------ ENTRIES PROVIDED

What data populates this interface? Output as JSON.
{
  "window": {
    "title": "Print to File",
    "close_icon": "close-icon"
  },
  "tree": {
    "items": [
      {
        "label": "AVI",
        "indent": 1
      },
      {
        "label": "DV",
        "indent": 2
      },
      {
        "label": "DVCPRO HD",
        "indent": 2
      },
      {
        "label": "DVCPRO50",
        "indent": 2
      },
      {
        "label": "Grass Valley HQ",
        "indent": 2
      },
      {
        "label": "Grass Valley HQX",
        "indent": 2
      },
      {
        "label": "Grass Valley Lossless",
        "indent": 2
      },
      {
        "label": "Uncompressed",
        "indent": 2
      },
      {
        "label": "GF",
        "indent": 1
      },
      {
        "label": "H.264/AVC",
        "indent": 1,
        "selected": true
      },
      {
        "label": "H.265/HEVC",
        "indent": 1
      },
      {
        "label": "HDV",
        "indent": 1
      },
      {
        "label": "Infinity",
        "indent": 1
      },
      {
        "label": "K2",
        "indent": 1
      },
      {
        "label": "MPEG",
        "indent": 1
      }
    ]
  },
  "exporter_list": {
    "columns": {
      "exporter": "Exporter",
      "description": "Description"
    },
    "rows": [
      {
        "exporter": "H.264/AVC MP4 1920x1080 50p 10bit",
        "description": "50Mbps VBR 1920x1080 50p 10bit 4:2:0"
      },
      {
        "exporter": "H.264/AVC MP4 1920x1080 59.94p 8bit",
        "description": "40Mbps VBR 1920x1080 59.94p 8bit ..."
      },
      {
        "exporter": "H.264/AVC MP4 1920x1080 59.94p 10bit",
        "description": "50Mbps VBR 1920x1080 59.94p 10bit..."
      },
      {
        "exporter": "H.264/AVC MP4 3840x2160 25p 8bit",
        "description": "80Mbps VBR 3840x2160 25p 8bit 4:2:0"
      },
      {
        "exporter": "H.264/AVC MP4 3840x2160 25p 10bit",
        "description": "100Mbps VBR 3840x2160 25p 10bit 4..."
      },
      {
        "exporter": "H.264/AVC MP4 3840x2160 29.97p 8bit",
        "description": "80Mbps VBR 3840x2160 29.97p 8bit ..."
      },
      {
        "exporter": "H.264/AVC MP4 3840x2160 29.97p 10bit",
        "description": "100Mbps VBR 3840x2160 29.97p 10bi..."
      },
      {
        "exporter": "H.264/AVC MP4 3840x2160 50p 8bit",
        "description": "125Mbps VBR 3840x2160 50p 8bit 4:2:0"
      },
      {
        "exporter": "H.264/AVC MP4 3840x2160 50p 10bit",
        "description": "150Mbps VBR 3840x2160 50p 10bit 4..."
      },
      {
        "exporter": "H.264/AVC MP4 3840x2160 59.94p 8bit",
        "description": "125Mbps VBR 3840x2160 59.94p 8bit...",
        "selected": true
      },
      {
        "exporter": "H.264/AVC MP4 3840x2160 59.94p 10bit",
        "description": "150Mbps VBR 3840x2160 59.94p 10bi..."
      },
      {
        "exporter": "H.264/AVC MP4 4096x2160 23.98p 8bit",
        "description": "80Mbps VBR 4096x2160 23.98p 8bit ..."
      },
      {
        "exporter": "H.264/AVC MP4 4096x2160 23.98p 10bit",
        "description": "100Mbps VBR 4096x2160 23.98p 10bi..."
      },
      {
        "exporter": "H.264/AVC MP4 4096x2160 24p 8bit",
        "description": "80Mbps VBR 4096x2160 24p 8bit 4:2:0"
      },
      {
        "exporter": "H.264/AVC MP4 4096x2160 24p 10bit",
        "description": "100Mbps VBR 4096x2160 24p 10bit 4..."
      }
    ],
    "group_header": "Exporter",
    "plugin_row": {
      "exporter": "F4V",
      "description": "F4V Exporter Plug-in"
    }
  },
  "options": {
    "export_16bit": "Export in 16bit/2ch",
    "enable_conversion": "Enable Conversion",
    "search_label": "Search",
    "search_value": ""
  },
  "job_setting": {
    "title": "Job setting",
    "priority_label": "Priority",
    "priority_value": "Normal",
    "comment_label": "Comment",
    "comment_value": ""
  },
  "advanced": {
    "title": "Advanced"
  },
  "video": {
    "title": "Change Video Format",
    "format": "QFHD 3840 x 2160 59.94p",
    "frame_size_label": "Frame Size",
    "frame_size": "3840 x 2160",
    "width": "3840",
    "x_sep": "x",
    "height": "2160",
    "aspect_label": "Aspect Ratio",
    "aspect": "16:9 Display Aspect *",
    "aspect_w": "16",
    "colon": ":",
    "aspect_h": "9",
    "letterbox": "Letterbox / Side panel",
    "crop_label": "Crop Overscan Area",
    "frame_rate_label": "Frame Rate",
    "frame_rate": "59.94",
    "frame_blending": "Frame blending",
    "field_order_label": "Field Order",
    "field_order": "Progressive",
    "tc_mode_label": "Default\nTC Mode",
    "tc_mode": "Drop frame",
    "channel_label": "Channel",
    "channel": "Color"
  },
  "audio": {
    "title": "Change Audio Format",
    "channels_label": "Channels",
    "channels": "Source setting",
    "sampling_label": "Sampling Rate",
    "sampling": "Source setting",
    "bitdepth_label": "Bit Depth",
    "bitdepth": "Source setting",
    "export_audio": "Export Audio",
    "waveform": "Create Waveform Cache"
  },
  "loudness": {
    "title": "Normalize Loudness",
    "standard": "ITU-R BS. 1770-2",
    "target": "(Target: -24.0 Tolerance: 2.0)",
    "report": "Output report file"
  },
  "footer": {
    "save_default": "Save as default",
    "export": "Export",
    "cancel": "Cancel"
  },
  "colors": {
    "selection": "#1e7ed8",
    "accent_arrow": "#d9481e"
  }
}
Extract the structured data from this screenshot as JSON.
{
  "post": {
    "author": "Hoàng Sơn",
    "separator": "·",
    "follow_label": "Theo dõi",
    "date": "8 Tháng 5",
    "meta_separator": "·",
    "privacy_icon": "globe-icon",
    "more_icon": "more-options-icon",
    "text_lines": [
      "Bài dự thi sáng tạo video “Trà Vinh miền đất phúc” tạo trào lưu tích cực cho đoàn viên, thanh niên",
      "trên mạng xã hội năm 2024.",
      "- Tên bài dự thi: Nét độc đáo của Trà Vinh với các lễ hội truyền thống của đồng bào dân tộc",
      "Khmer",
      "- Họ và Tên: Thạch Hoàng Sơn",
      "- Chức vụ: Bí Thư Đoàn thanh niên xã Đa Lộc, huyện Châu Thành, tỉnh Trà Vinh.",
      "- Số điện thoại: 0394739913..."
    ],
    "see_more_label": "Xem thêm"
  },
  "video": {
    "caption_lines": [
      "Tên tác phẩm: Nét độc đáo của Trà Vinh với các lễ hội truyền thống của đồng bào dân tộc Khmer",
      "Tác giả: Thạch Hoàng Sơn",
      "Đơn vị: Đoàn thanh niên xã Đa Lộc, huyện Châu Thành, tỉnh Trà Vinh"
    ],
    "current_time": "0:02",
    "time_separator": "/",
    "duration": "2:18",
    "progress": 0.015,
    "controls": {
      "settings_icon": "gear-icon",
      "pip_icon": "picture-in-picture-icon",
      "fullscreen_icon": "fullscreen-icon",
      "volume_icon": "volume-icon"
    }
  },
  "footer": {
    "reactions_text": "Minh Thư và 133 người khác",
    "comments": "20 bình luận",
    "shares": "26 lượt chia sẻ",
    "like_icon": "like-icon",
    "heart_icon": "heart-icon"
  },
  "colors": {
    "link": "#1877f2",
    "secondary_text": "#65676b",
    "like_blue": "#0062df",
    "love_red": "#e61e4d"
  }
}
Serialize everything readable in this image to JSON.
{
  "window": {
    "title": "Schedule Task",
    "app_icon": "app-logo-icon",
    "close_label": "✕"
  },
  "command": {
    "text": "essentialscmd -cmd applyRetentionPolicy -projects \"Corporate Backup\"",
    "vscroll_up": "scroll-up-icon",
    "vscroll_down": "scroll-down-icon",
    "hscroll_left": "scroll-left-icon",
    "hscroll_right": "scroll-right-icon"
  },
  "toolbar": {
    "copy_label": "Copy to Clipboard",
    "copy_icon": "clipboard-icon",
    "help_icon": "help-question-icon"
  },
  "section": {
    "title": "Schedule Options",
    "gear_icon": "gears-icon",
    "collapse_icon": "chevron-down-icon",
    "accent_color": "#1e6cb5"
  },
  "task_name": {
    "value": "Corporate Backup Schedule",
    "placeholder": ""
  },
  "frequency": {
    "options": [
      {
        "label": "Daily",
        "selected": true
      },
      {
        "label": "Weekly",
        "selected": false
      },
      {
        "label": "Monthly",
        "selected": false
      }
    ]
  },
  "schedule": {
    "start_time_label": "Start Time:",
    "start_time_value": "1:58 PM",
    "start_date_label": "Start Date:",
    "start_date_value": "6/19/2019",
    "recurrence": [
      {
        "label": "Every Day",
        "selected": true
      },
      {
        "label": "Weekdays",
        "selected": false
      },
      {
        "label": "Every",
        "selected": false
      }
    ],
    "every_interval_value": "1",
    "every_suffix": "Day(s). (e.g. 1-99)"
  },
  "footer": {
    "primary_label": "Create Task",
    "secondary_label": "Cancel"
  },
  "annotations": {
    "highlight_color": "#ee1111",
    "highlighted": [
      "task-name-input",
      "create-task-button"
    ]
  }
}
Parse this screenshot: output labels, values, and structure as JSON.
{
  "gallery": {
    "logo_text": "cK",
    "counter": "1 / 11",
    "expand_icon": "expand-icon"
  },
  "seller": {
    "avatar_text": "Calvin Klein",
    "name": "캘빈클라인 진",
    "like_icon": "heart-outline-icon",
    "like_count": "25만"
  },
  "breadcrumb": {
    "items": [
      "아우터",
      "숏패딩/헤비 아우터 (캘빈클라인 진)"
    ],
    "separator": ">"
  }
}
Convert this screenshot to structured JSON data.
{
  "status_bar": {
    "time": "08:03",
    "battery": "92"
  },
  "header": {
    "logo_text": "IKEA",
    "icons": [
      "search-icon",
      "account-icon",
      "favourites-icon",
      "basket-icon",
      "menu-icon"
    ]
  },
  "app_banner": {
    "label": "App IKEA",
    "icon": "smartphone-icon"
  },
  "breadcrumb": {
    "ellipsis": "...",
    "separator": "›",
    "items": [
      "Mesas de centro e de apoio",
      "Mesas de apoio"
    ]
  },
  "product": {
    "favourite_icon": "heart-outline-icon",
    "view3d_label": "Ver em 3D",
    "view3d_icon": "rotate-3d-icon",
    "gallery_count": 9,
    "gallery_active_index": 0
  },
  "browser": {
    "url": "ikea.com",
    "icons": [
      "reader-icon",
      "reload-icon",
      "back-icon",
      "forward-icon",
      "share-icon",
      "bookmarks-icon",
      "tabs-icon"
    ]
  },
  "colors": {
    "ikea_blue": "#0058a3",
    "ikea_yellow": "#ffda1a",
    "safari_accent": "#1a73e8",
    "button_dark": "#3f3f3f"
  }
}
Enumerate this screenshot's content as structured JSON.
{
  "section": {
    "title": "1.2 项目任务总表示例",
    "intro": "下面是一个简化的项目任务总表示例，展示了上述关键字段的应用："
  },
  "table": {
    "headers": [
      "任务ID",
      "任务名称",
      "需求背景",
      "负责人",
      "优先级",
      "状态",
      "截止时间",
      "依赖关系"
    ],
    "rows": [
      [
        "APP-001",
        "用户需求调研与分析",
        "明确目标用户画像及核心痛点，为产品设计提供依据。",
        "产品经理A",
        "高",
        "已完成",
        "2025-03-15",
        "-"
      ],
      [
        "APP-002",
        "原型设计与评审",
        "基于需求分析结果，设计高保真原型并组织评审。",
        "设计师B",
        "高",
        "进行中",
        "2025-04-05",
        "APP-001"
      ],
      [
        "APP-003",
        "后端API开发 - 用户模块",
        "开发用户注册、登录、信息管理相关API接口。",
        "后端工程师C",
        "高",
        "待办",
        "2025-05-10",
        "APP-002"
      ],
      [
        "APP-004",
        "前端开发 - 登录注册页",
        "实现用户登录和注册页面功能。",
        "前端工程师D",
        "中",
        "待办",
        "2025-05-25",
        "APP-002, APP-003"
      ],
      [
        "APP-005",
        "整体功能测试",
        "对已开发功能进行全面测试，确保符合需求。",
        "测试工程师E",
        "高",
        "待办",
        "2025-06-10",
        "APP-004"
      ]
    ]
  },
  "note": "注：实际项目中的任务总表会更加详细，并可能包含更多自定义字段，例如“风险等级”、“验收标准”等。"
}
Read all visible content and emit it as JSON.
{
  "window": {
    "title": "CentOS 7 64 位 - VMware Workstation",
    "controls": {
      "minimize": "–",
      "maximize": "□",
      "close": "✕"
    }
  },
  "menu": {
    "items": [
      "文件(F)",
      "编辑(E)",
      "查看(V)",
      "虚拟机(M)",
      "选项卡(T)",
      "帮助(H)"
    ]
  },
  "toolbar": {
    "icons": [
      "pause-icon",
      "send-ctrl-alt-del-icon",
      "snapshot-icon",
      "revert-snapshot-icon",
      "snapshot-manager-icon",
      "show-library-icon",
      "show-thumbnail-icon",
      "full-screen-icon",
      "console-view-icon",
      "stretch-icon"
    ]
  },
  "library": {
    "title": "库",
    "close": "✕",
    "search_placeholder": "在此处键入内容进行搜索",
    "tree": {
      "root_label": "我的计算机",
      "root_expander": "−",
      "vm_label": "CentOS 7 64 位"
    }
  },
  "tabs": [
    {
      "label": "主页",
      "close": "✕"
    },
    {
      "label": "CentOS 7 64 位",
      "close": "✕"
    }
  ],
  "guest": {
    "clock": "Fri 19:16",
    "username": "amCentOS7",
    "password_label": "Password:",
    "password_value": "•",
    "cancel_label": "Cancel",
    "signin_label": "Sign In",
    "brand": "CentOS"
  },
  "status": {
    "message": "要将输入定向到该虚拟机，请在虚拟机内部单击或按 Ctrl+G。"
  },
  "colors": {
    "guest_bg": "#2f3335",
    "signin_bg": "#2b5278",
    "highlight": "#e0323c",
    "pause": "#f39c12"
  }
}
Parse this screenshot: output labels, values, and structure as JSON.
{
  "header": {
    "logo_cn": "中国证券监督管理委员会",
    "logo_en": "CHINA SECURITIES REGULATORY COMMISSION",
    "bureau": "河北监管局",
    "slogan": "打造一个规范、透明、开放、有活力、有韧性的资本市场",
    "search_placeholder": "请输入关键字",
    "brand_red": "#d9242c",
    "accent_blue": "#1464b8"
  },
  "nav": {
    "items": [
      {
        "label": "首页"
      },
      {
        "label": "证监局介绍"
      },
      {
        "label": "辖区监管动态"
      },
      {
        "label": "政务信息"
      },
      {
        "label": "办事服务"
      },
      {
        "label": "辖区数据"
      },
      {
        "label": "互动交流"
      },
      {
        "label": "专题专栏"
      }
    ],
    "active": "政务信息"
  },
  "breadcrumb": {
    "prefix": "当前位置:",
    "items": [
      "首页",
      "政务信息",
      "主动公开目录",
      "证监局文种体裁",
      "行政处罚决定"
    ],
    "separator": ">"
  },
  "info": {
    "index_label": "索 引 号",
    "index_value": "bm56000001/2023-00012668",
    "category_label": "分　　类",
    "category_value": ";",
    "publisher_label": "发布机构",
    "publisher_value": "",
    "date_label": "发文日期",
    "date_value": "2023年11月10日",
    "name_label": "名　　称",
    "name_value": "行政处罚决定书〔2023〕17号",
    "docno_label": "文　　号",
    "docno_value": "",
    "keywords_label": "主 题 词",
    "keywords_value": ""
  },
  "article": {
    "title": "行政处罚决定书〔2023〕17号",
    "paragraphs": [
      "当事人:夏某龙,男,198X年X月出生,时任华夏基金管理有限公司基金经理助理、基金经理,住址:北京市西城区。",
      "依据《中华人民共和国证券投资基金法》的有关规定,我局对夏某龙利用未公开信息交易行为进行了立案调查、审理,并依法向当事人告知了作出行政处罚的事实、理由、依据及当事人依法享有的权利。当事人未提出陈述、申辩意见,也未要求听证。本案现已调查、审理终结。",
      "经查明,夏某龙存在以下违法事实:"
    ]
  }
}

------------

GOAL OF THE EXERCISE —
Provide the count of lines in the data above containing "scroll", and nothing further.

RESPONSE TO THE EXERCISE —
4